ENTRIES PROVIDED: Begin

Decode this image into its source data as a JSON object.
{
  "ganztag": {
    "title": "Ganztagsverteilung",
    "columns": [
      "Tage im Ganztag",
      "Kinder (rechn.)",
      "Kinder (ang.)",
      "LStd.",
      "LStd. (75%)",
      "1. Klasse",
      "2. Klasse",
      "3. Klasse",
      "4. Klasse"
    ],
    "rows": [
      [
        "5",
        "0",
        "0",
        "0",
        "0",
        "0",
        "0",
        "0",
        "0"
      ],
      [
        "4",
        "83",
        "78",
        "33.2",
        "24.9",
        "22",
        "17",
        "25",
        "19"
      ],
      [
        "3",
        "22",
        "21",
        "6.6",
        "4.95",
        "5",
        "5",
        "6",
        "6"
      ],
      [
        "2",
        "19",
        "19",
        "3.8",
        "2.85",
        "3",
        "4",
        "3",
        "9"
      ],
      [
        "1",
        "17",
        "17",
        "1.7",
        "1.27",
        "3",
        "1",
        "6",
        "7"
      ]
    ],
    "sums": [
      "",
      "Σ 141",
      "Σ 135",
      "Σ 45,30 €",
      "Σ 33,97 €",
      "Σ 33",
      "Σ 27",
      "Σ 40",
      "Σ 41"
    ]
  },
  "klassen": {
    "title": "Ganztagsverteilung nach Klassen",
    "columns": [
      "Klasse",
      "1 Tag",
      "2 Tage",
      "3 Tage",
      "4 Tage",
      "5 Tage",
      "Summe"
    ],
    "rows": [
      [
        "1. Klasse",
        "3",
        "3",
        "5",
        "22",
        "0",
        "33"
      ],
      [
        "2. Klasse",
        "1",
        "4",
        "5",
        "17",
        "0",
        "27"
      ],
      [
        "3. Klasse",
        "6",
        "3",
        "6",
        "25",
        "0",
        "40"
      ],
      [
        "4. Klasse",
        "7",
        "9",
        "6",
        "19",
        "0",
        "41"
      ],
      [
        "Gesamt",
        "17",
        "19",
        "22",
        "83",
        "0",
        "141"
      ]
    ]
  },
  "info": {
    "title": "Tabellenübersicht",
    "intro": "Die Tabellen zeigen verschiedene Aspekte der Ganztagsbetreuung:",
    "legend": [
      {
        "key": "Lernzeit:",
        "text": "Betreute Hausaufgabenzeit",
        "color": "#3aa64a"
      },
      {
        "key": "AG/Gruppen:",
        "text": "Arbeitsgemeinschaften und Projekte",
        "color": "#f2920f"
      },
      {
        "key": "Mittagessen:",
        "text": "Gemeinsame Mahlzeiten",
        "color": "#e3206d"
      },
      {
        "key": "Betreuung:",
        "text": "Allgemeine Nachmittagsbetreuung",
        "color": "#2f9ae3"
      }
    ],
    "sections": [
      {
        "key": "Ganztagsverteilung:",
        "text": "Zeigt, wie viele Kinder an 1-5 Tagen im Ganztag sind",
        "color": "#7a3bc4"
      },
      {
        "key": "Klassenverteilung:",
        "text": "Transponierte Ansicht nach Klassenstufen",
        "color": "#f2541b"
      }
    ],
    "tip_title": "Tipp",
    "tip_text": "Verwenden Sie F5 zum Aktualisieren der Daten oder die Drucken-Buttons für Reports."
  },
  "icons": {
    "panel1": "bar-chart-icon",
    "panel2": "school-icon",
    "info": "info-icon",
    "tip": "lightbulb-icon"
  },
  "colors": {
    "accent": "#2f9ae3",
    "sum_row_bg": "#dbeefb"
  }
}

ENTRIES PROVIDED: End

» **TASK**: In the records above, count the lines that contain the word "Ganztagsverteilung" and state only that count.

» **ANSWER TO THE PROBLEM**: 3